A parent's hope in life is that their children exceed their accomplishments. For most parents that's just seeing them doing better financially, but for some there are higher stakes. Skye Mathers in Grimm Fairy Tales #1 from Zenescope is looking to pick up her mother's mantle with those higher stakes. The issue is written by Joe Brusha, penciled by Ediano Silva, colored by Ivan Nunes and lettered by Taylor Esposito.

The world of humans has forever changed and the Grimm Universe has been shaken to its core. It started with the Age of Darkness and now with the death of Sela Mathers, Earth's long time guardian, the Realms of Power have fallen into chaos.

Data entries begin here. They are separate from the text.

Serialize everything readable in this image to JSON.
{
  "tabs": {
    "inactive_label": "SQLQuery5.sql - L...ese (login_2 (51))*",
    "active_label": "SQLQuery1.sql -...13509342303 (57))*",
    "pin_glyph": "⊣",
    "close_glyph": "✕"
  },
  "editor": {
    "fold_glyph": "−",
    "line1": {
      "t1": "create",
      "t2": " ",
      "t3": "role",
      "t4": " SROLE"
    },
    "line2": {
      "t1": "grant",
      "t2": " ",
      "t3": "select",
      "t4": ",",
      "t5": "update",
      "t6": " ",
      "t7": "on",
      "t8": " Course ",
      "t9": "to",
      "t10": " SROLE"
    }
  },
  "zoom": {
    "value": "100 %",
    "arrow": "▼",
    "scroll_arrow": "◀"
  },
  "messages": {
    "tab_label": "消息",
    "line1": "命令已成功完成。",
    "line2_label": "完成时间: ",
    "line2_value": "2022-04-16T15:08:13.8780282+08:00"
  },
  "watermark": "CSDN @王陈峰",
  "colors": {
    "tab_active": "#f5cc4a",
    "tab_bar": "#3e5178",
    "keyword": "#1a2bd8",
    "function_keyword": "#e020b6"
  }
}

But Sela left behind one thing that may be able to save the world...her daughter, Skye.

Brusha's script in Grim Fairy Tales #1 reads like many other issues in the Grimm Fairy Tales universe in that the main points are familiar. Even though Skye is new to the guardian gig, Brusha gives her a pretty easy test to establish herself as capable of being powerful enough to be a good guardian. There's a few points where the script feels a little forced--mainly, where Skye is talking to herself as a way of filling the reader in. Brusha's pacing is overall pretty solid, although there are a few moments where the pacing seems to hurry for no particular reason. The issue's ending also feels a little tacked on to establish the rest of the series as Brusha throws it in without any real connection to events of the issue itself.

Silva's artwork is pretty clean throughout. Skye bears more than a passing resemblance to her mother and Silva illustrates her as something of a superhero with her guardian attire. Where Silva really excels in the book is rendering the werewolves that are causing terror for the local college as he draws them with a great attention to the more feral characteristics. Most of the book takes place at night and Silva does well in presenting the setting in such a way that it effectively establishes the mood. Nunes' colors further this effect by relying upon darker colors throughout.

Grim Fairy Tales #1 starts off in a way very similar to other books in that universe, but it's clear that Skye will be different than Sela in some regards. She's got a long ways to go before she can become as powerful as her mother and the signs are there that she's well on her way. Brusha offers an interesting way to reboot the universe through the eyes of another character, but it remains to be seen whether or not the story continues along a similar path. Silva's pencils are pretty strong and offer some great action sequences. Grimm Fairy Tales #1 a good start to rebooting the Grimm Fairy Tales universe even if it is in somewhat familiar territory.

Grimm Fairy Tales #1 is in stores December 21.